It’s time to get a better handle on your customer data and create that 360-degree view of the customer that will help you improve experiences across the customer lifecycle. You know a customer data platform (CDP) can help but with all the options available, how do you determine which one is right for your company?
We’re Awash With CDP Options
The marketing technology landscape and the CDP industry, in particular, are growing like dandelions in summer. Companies have never had more options in selecting the right CDP technology to support their requirements.
The 2022 Marketing Technology Landscape report lists 9,932 marketing technologies across 49 categories. That’s an increase of 24 percent over the last two years and a whopping 5,233 percent over the last ten years. It’s no wonder companies feel overwhelmed when trying to select any marketing technology.
The CDP industry itself has grown significantly. According to the CDP Institute, the CDP market has increased 19 percent from 2021, with projected revenue expected to reach $1.9 billion. Knowing you have to select a CDP from 152 vendors may make you question how you could choose and choose well.
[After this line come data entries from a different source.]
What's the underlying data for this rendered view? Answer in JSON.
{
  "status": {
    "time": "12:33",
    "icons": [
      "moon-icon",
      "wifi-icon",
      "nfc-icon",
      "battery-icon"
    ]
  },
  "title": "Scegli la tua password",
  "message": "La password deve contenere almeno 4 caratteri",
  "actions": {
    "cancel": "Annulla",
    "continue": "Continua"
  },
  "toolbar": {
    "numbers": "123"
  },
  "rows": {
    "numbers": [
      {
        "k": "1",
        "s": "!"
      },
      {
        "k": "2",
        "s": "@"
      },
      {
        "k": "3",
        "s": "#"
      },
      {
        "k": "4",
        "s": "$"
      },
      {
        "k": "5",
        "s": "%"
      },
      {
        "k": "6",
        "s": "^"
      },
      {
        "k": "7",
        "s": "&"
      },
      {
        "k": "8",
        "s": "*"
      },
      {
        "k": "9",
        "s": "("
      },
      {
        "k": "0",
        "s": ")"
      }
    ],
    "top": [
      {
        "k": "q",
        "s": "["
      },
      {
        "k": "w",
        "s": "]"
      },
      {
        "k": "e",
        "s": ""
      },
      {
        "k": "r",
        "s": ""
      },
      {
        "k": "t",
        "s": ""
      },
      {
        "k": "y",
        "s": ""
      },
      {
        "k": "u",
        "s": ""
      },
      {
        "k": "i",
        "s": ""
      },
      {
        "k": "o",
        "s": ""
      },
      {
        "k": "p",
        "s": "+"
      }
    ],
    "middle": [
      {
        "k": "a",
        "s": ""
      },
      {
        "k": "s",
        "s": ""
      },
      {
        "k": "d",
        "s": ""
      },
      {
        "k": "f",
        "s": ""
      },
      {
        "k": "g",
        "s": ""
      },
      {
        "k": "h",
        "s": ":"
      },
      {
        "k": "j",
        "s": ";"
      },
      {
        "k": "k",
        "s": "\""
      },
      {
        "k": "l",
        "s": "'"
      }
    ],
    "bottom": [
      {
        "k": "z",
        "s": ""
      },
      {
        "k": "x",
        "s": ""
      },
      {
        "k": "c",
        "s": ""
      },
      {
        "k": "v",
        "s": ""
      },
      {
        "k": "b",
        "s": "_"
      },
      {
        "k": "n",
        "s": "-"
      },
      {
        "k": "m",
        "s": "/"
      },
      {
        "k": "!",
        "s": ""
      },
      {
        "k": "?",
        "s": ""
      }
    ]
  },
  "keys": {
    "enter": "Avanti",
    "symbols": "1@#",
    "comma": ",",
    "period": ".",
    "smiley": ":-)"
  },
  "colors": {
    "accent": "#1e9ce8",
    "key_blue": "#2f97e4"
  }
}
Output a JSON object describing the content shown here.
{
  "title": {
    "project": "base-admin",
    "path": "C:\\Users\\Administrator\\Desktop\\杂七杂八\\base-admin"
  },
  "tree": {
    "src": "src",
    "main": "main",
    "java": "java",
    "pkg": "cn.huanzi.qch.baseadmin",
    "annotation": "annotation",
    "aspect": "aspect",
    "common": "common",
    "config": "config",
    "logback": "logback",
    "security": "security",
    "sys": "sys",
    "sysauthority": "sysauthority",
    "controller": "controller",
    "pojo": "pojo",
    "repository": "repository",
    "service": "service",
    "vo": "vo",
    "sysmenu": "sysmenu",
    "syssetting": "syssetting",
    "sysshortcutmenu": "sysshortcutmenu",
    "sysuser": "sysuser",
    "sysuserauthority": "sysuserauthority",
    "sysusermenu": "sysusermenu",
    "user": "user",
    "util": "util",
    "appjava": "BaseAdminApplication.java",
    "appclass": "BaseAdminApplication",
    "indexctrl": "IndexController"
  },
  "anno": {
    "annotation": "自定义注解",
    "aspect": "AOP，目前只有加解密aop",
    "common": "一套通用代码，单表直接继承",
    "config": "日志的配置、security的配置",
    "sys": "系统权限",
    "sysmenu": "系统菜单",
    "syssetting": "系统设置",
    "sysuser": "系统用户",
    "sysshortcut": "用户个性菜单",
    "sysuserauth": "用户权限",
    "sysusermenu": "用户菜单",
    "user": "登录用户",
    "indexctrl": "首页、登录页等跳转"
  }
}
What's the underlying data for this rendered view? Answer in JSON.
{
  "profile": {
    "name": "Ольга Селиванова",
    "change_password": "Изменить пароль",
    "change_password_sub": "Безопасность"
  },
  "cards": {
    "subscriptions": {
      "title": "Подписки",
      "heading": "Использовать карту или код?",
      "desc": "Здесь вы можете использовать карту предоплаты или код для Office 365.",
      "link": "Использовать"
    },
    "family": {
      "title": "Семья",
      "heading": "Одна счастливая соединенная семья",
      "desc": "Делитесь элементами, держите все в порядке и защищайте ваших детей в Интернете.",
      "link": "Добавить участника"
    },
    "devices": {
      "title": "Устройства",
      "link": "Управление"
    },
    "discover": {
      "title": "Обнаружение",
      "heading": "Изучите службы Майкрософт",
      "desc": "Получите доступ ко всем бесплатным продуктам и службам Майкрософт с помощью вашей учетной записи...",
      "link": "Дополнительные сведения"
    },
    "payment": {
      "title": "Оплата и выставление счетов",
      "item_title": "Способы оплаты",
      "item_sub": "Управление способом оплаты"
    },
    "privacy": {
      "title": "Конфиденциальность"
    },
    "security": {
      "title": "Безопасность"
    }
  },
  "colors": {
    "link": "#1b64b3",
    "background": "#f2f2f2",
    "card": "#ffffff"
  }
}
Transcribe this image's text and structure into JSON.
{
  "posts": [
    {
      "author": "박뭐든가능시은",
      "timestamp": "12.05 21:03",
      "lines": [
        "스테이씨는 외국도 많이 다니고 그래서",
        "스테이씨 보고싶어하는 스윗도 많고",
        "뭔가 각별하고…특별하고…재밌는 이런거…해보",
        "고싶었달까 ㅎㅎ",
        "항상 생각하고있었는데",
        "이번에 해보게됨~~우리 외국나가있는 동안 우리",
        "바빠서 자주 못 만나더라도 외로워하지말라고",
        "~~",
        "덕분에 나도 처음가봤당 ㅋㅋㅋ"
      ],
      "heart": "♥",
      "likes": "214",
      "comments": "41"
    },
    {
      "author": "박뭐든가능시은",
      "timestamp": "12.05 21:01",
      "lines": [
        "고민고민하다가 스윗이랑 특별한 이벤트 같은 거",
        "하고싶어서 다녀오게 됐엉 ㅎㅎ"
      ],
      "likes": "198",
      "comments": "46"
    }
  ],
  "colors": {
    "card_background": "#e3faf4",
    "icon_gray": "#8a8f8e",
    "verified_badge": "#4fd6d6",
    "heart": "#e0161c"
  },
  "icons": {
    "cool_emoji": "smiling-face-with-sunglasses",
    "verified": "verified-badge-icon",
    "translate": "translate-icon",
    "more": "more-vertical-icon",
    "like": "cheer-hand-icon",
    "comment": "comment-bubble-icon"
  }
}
In a space where there’s more choice than ever, companies must make sure they’re making the best investments possible. There are a lot of CDP vendors out there, but they aren’t all identical.
To make the right decision, you need to understand:
- Your overall goals and objectives, including key use cases
- The types of CDPs you can choose from and what use cases they support
- The capabilities you need to achieve these goals and objectives
Let’s look at each one.
Define Your Overall Goals and Objectives
To know what type of customer data platform you need, you must define your goals and objectives clearly. Start with defining your short-term and long-term strategies for delivering customer experiences. What types of experiences do you want to provide, and what types of data and content are required? Where does the data you need currently reside? How can a CDP help you create these experiences, and what technologies will it need to integrate with to do that?
One of the easiest ways to help clarify the right CDP is to define a series of use cases that outline how you will use the CDP and the value you expect to receive from it. For example, you have a lot of customer data spread across different systems with no unified view of that data for each customer. So, one of your use cases would be to build that unified customer view.
Another use case could relate to your requirement to comply with data privacy laws or regulations. In this example, you would want a CDP that helps you track customer data and ensures it’s stored in compliance with regulatory requirements. You may also want the CDP to help track customer privacy permissions.
Many use cases demonstrate the value a CDP can bring to your marketing and support activities. The key is to identify and prioritize the important ones to your company, putting as much detail as possible into the use case, so everyone is clear about what you expect the CDP to provide.
When defining your use cases, select one as a pilot use case to test a narrowed down set of CDPs or the one CDP you determine is suitable for your company. This use case should be intrinsic to your company’s needs and can show ROI and value. It also needs to be a use case that can bring both departments and executives on board.
Understanding the Types of CDPs Available
With 152 CDP options to choose from, it’s essential to understand the different types of customer data platforms and what each type offers in terms of features and functionality. Customer data platforms are not all the same, but some capabilities are essential. Keep an eye out for CDPs with these capabilities:
- The ability to ingest data from different source systems, unify it, and perform identity resolution.
- The ability to perform data processing across formats and types, because not all of your data is in the same format.
- The persistent storage of data so there are no limitations on the processing or analysis you can perform.
- The use of machine learning and AI capabilities to perform predictive analytics, provide customized recommendations, and perform revenue attribution.
Other capabilities to look for include the ability to scale storage and processing as your data grows and support for customer data privacy and security to adhere to enterprise compliance and privacy regulations.
Putting It All Together
You’ve identified your goals, objectives and key use cases, learned the types of CDPs available, and the key capabilities you need to consider. Now you need to put it all together.
Looking at your requirements and use cases, you can quickly start to narrow down the field of options and create a shortlist of vendors.
Then, perform an in-depth analysis and test your pilot use case with the top 2-3 vendors on your shortlist. Once the pilot is completed, you’ll be able to choose the CDP that works best for your company.
And if you’re still not completely sure, ask yourself these questions of each CDP to help narrow the options further:
- Do you have to run a lengthy IT project to unify all your data?
- Can the CDP adapt to your business as it changes?
- Does the CDP support all of your use cases now and planned in the future?
- What type of support does the vendor provide during implementation and once you are up and running?
By following a defined selection process that involves mapping your requirements, resources, and processes to use cases, you’ll be in a position to find the right CDP for your company.
ABOUT THE AUTHOR
Zack Wenthe Present. Promote. Entertain | CDP Evangelist @ Treasure Data
Zack Wenthe is the CDP Product Evangelist for Treasure Data. As a marketer and strategist, Zack is passionate about helping marketing teams break down silos, operate more efficiently, and develop a true understanding of their customers.